* **TASK STATEMENT**:
Scan the entries below for "Malware" and copy each line that holds it.

Records from a collection:
──────

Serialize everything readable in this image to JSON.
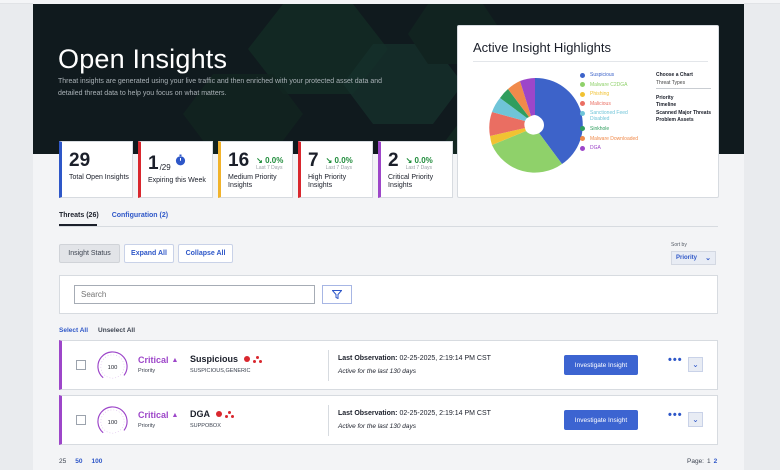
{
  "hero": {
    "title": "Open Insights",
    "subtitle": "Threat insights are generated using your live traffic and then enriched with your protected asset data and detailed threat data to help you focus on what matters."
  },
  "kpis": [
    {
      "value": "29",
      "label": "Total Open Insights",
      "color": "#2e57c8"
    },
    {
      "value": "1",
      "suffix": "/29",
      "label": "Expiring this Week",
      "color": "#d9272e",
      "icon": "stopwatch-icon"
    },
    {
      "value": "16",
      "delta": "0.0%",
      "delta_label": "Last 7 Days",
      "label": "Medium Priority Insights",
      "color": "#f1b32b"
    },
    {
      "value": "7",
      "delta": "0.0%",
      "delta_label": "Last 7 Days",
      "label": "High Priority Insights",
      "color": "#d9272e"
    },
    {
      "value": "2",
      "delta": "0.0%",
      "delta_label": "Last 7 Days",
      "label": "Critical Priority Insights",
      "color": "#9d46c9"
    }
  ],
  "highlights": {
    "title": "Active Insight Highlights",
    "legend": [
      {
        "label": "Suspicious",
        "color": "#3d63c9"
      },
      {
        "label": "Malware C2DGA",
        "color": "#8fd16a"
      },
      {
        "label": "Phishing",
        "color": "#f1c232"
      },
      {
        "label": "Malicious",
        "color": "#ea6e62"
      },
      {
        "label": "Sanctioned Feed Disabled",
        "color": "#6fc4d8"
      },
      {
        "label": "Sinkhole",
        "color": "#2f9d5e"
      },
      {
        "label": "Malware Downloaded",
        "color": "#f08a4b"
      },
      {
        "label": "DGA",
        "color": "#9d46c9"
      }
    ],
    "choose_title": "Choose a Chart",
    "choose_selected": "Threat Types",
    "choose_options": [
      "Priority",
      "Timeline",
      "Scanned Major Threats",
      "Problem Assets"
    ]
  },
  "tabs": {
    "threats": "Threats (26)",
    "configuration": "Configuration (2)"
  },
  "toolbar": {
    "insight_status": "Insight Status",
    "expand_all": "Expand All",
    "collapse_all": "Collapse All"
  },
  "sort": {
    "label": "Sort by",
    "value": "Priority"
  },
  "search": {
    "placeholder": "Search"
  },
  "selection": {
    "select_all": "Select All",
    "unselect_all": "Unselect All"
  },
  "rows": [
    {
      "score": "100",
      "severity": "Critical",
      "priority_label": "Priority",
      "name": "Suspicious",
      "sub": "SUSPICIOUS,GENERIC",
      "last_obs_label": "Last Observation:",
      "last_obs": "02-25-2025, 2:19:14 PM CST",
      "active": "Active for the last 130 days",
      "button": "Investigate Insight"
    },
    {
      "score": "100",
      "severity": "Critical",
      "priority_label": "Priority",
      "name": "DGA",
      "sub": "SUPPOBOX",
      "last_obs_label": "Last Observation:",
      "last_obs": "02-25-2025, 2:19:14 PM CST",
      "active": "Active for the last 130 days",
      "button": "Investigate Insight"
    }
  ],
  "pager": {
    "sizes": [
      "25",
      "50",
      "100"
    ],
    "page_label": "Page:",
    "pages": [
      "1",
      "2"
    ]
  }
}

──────

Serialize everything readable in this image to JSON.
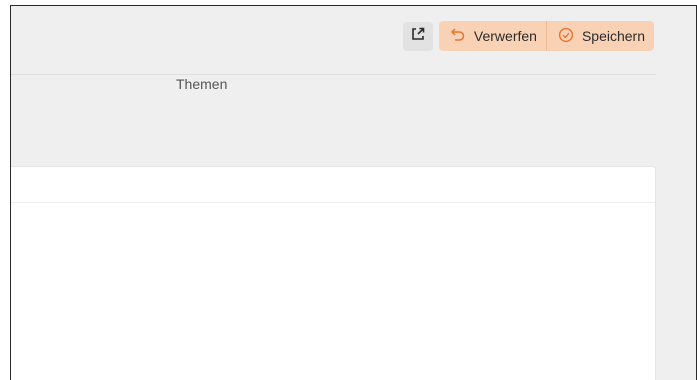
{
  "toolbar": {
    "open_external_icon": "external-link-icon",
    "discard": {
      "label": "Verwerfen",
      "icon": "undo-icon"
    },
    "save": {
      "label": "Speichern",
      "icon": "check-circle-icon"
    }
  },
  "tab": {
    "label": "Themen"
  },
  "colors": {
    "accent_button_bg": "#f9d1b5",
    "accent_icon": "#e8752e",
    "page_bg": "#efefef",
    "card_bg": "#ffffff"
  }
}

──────

* **WRITTEN SOLUTION**:
        "label": "Malware C2DGA",
        "label": "Malware Downloaded",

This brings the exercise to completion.